Cassie was always guided by her own stringent set of ethics, even in the middle of a war. Though Applegate painted the series as a children’s series on the surface, one shouldn’t be fooled. The books were full of gruesome depictions of battle and death, as well as war crimes, genocide, torture, Yeerk mind control, and various other horrors. The Animorphs were in essence child soldiers, and Applegate took that idea and made it psychologically and physically real for her characters. Throughout the series, their families and friends are endangered and they themselves face severe psychological repercussions thanks to their actions. They’re at war, and although the Animorphs do their fair share of joking around, Applegate never lets us forget it. That’s why Cassie’s insistence on doing the right thing was so formative for a younger me—in war, the right thing doesn’t always mean that everyone lives or that everyone wins. Kind, empathetic Cassie makes arguably the most horrifying decisions of the series.
The ending of Animorphs was realistic, especially for a presumably children’s series. Main characters actually died (as people do in war—looking at you, Harry Potter), other characters suffered from PTSD, and still others split from the group over actions taken in the final battle. In fact, so many fans were upset at the ending that Applegate herself responded to them online. Here’s what she had to say (spoilers redacted):
I’m just a writer, and my main goal was always to entertain. But I’ve never let Animorphs turn into just another painless video game version of war, and I wasn’t going to do it at the end. I’ve spent 60 books telling a strange, fanciful war story, sometimes very seriously, sometimes more tongue-in-cheek. I’ve written a lot of action and a lot of humor and a lot of sheer nonsense.
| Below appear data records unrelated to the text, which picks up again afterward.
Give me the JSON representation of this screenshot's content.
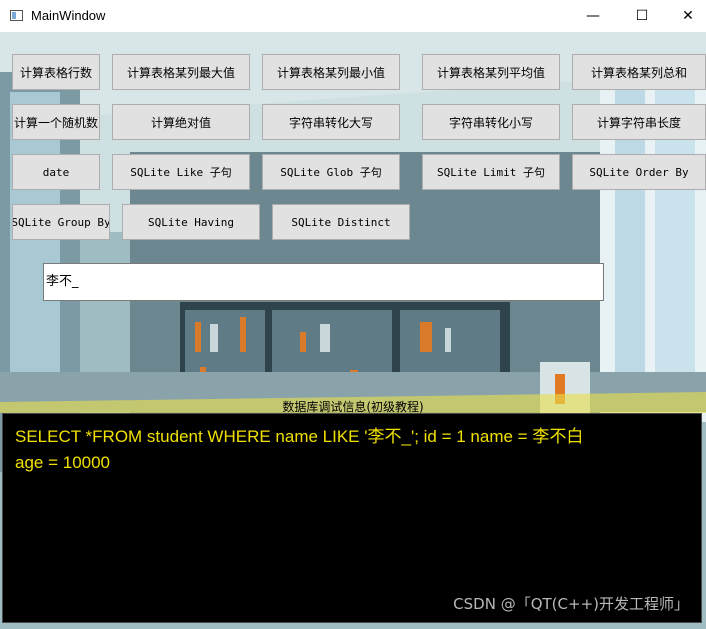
{
  "window": {
    "title": "MainWindow",
    "minimize_glyph": "—",
    "maximize_glyph": "☐",
    "close_glyph": "✕"
  },
  "buttons": [
    "计算表格行数",
    "计算表格某列最大值",
    "计算表格某列最小值",
    "计算表格某列平均值",
    "计算表格某列总和",
    "计算一个随机数",
    "计算绝对值",
    "字符串转化大写",
    "字符串转化小写",
    "计算字符串长度",
    "date",
    "SQLite Like 子句",
    "SQLite Glob 子句",
    "SQLite Limit 子句",
    "SQLite Order By",
    "SQLite Group By",
    "SQLite Having",
    "SQLite Distinct"
  ],
  "input": {
    "value": "李不_"
  },
  "console": {
    "title": "数据库调试信息(初级教程)",
    "line1": "SELECT *FROM student WHERE name LIKE '李不_';   id = 1 name = 李不白",
    "line2": "age = 10000"
  },
  "watermark": "CSDN @「QT(C++)开发工程师」",
  "colors": {
    "console_bg": "#000000",
    "console_text": "#f0e000",
    "button_bg": "#e1e1e1"
  },
  "icons": {
    "app": "window-icon",
    "minimize": "minimize-icon",
    "maximize": "maximize-icon",
    "close": "close-icon"
  }
}
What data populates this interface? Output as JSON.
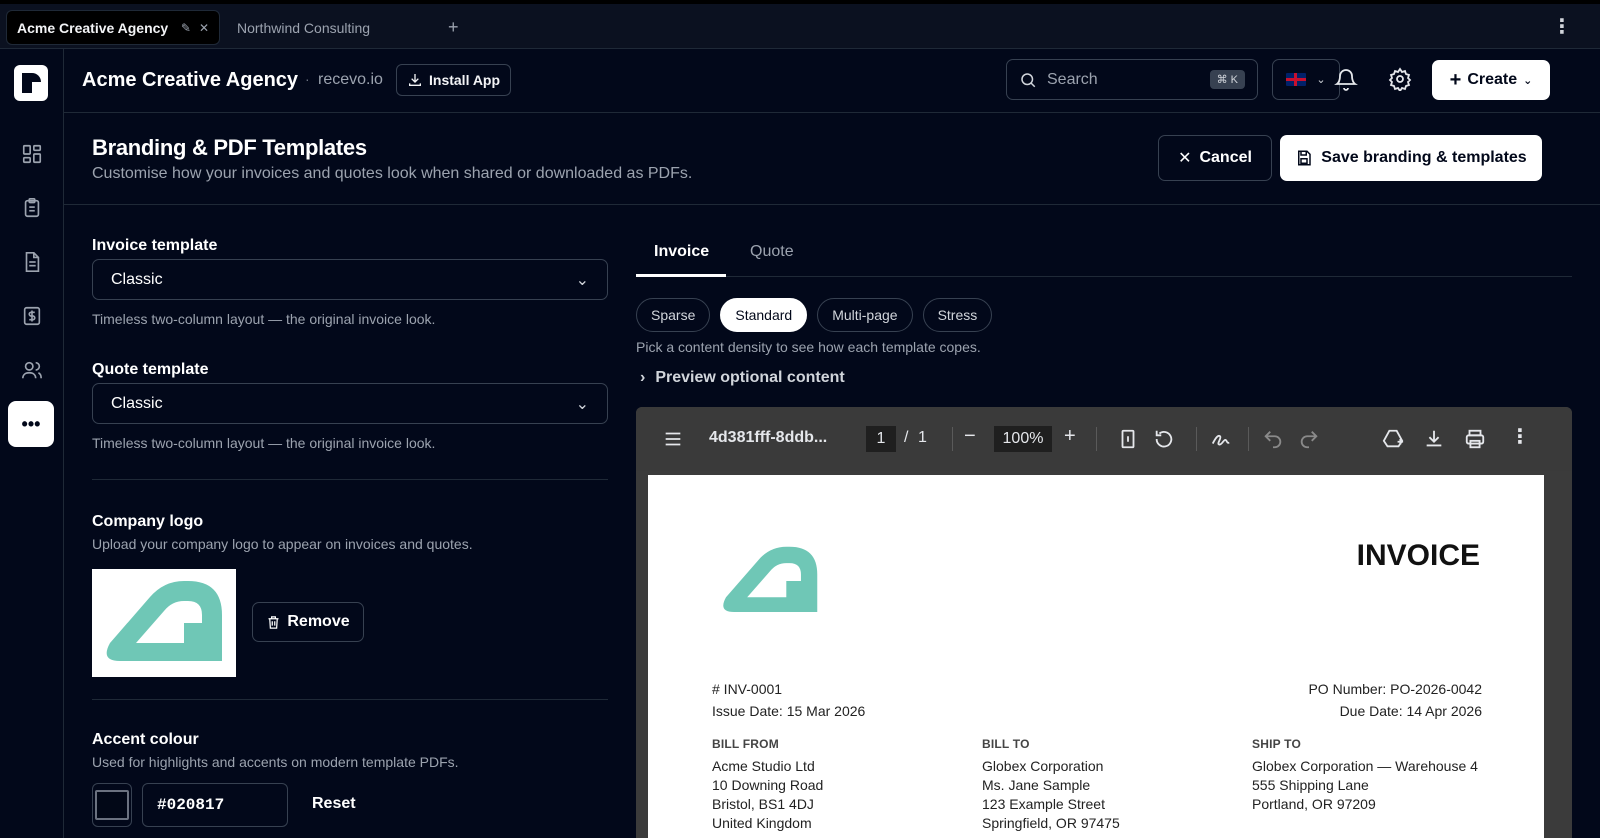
{
  "browser": {
    "tabs": [
      {
        "label": "Acme Creative Agency",
        "active": true
      },
      {
        "label": "Northwind Consulting",
        "active": false
      }
    ],
    "new_tab": "+"
  },
  "header": {
    "org_name": "Acme Creative Agency",
    "separator": "·",
    "domain": "recevo.io",
    "install_label": "Install App",
    "search_placeholder": "Search",
    "search_shortcut": "⌘ K",
    "create_label": "Create"
  },
  "page": {
    "title": "Branding & PDF Templates",
    "subtitle": "Customise how your invoices and quotes look when shared or downloaded as PDFs.",
    "cancel_label": "Cancel",
    "save_label": "Save branding & templates"
  },
  "settings": {
    "invoice_template": {
      "label": "Invoice template",
      "value": "Classic",
      "help": "Timeless two-column layout — the original invoice look."
    },
    "quote_template": {
      "label": "Quote template",
      "value": "Classic",
      "help": "Timeless two-column layout — the original invoice look."
    },
    "logo": {
      "label": "Company logo",
      "help": "Upload your company logo to appear on invoices and quotes.",
      "remove_label": "Remove"
    },
    "accent": {
      "label": "Accent colour",
      "help": "Used for highlights and accents on modern template PDFs.",
      "value": "#020817",
      "reset_label": "Reset"
    }
  },
  "preview": {
    "tabs": [
      "Invoice",
      "Quote"
    ],
    "active_tab": "Invoice",
    "densities": [
      "Sparse",
      "Standard",
      "Multi-page",
      "Stress"
    ],
    "active_density": "Standard",
    "density_help": "Pick a content density to see how each template copes.",
    "optional_label": "Preview optional content",
    "viewer": {
      "filename": "4d381fff-8ddb...",
      "page": "1",
      "page_sep": "/",
      "page_total": "1",
      "zoom": "100%"
    },
    "invoice": {
      "title": "INVOICE",
      "number": "# INV-0001",
      "issue_date": "Issue Date: 15 Mar 2026",
      "po_number": "PO Number: PO-2026-0042",
      "due_date": "Due Date: 14 Apr 2026",
      "bill_from": {
        "heading": "BILL FROM",
        "lines": [
          "Acme Studio Ltd",
          "10 Downing Road",
          "Bristol, BS1 4DJ",
          "United Kingdom"
        ]
      },
      "bill_to": {
        "heading": "BILL TO",
        "lines": [
          "Globex Corporation",
          "Ms. Jane Sample",
          "123 Example Street",
          "Springfield, OR 97475"
        ]
      },
      "ship_to": {
        "heading": "SHIP TO",
        "lines": [
          "Globex Corporation — Warehouse 4",
          "555 Shipping Lane",
          "Portland, OR 97209"
        ]
      }
    }
  },
  "colors": {
    "background": "#02081a",
    "logo_teal": "#6fc7b6",
    "primary_button": "#ffffff"
  },
  "icons": {
    "rail": [
      "dashboard-icon",
      "clipboard-icon",
      "document-icon",
      "dollar-icon",
      "users-icon",
      "more-icon"
    ],
    "header": [
      "search-icon",
      "flag-uk-icon",
      "bell-icon",
      "gear-icon",
      "plus-icon"
    ]
  }
}
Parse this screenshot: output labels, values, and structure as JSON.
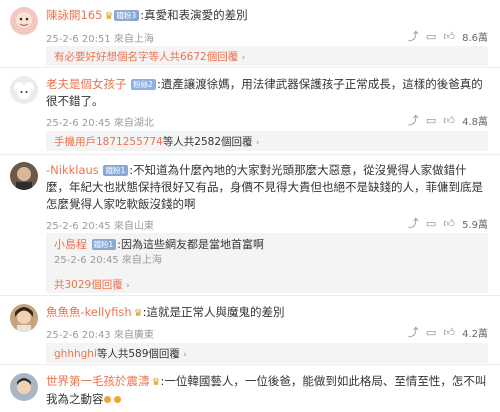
{
  "comments": [
    {
      "username": "陳詠開165",
      "badge": "鐵粉3",
      "separator": ":",
      "text": "真愛和表演愛的差別",
      "time": "25-2-6 20:51",
      "location": "來自上海",
      "likes": "8.6萬",
      "reply_summary": "有必要好好想個名字等人共6672個回覆",
      "avatar_icon": "avatar-pink-face"
    },
    {
      "username": "老夫是個女孩子",
      "badge": "粉絲2",
      "separator": ":",
      "text": "遺產讓渡徐媽，用法律武器保護孩子正常成長，這樣的後爸真的很不錯了。",
      "time": "25-2-6 20:45",
      "location": "來自湖北",
      "likes": "4.8萬",
      "reply_summary_user": "手機用戶1871255774",
      "reply_summary_rest": "等人共2582個回覆",
      "avatar_icon": "avatar-sheep"
    },
    {
      "username": "-Nikklaus",
      "badge": "鐵粉1",
      "separator": ":",
      "text": "不知道為什麼內地的大家對光頭那麼大惡意，從沒覺得人家做錯什麼，年紀大也狀態保持很好又有品，身價不見得大貴但也絕不是缺錢的人，菲傭到底是怎麼覺得人家吃軟飯沒錢的啊",
      "time": "25-2-6 20:45",
      "location": "來自山東",
      "likes": "5.9萬",
      "subreply": {
        "username": "小島程",
        "badge": "鐵粉1",
        "separator": ":",
        "text": "因為這些網友都是當地首富啊",
        "time": "25-2-6 20:45",
        "location": "來自上海"
      },
      "reply_summary": "共3029個回覆",
      "avatar_icon": "avatar-man"
    },
    {
      "username": "魚魚魚-kellyfish",
      "separator": ":",
      "text": "這就是正常人與魔鬼的差別",
      "time": "25-2-6 20:43",
      "location": "來自廣東",
      "likes": "4.2萬",
      "reply_summary_user": "ghhhghi",
      "reply_summary_rest": "等人共589個回覆",
      "avatar_icon": "avatar-woman"
    },
    {
      "username": "世界第一毛孩於震濤",
      "separator": ":",
      "text": "一位韓國藝人，一位後爸，能做到如此格局、至情至性，怎不叫我為之動容",
      "avatar_icon": "avatar-boy"
    }
  ],
  "icons": {
    "share": "share-icon",
    "comment": "comment-icon",
    "like": "thumbs-up-icon",
    "chevron": "chevron-right-icon"
  },
  "colors": {
    "accent": "#eb7350",
    "meta": "#9a9a9a",
    "badge": "#8aa8d6"
  }
}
But I have also, again and again, challenged readers to think about what they were reading. To think about the right and wrong, not just the who-beat-who. And to tell you the truth I’m a little shocked that so many readers seemed to believe I’d wrap it all up with a lot of high-fiving and backslapping. […]
So, you don’t like the way our little fictional war came out? […] Fine. Pretty soon you’ll all be of voting age, and of draft age. So when someone proposes a war, remember that even the most necessary wars, even the rare wars where the lines of good and evil are clear and clean, end with a lot of people dead, a lot of people crippled, and a lot of orphans, widows and grieving parents.
If you’re looking for a great series filled with action, adventure, and deep moral themes, Animorphs is the series for you. Definitely check it out if you haven’t already. Then please come back and tell me about how this little children’s series changed your entire world.